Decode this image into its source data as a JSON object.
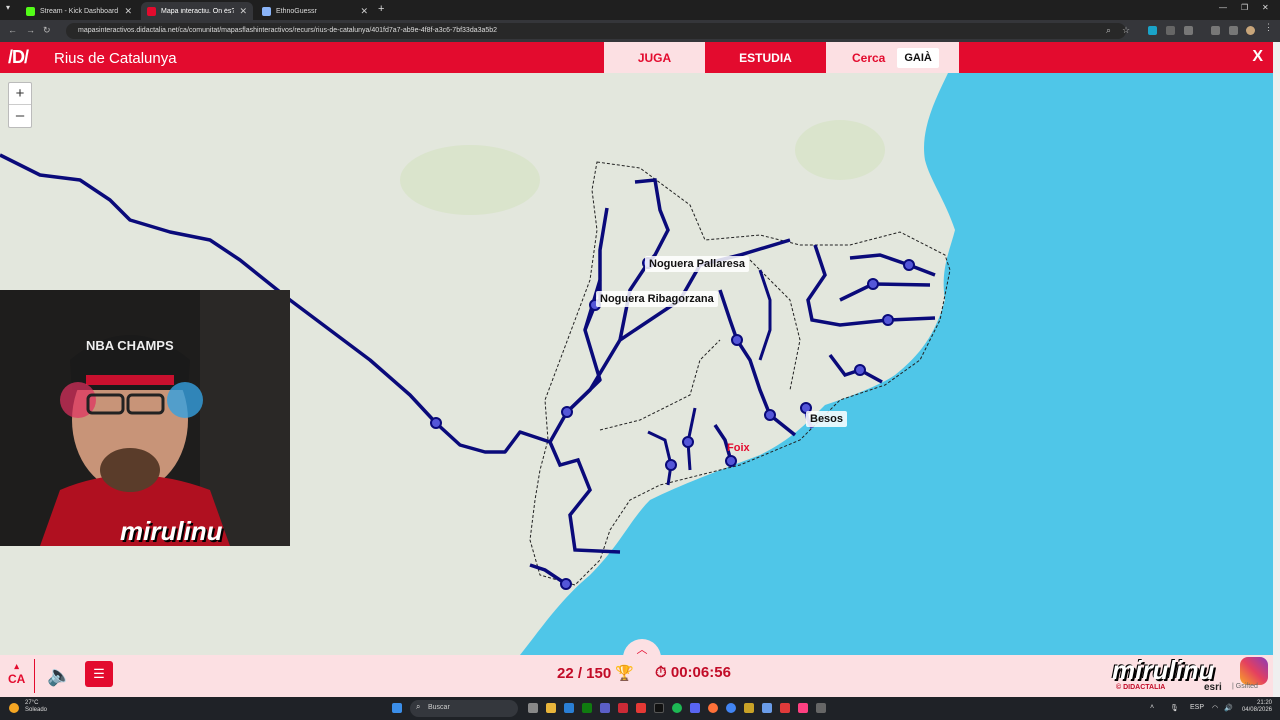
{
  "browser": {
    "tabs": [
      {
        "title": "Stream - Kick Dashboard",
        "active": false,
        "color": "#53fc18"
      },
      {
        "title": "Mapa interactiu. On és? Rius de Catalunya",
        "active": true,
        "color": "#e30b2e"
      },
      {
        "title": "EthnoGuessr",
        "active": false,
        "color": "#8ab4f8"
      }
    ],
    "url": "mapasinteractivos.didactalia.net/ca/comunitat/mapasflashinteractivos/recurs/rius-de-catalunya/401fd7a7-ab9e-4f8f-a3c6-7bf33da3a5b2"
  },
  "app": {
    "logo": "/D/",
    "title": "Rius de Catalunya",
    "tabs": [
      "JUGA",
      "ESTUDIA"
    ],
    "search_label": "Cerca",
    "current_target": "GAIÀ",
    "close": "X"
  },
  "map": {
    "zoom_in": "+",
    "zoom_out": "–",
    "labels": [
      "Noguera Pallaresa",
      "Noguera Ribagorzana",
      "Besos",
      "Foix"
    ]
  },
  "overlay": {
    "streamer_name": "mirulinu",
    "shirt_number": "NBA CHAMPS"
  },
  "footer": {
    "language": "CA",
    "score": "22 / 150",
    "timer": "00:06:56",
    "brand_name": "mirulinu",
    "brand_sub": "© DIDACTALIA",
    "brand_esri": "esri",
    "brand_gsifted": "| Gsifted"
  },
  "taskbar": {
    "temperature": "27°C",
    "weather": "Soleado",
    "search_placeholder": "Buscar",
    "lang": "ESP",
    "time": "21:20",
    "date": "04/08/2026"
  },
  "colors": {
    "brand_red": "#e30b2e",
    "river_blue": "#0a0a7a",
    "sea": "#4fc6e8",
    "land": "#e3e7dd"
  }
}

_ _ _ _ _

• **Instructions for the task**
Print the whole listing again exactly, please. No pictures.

• **Response to the exercise**
Decode this image into its source data as a JSON object.
{
  "browser": {
    "tabs": [
      {
        "title": "Stream - Kick Dashboard",
        "active": false,
        "color": "#53fc18"
      },
      {
        "title": "Mapa interactiu. On és? Rius de Catalunya",
        "active": true,
        "color": "#e30b2e"
      },
      {
        "title": "EthnoGuessr",
        "active": false,
        "color": "#8ab4f8"
      }
    ],
    "url": "mapasinteractivos.didactalia.net/ca/comunitat/mapasflashinteractivos/recurs/rius-de-catalunya/401fd7a7-ab9e-4f8f-a3c6-7bf33da3a5b2"
  },
  "app": {
    "logo": "/D/",
    "title": "Rius de Catalunya",
    "tabs": [
      "JUGA",
      "ESTUDIA"
    ],
    "search_label": "Cerca",
    "current_target": "GAIÀ",
    "close": "X"
  },
  "map": {
    "zoom_in": "+",
    "zoom_out": "–",
    "labels": [
      "Noguera Pallaresa",
      "Noguera Ribagorzana",
      "Besos",
      "Foix"
    ]
  },
  "overlay": {
    "streamer_name": "mirulinu",
    "shirt_number": "NBA CHAMPS"
  },
  "footer": {
    "language": "CA",
    "score": "22 / 150",
    "timer": "00:06:56",
    "brand_name": "mirulinu",
    "brand_sub": "© DIDACTALIA",
    "brand_esri": "esri",
    "brand_gsifted": "| Gsifted"
  },
  "taskbar": {
    "temperature": "27°C",
    "weather": "Soleado",
    "search_placeholder": "Buscar",
    "lang": "ESP",
    "time": "21:20",
    "date": "04/08/2026"
  },
  "colors": {
    "brand_red": "#e30b2e",
    "river_blue": "#0a0a7a",
    "sea": "#4fc6e8",
    "land": "#e3e7dd"
  }
}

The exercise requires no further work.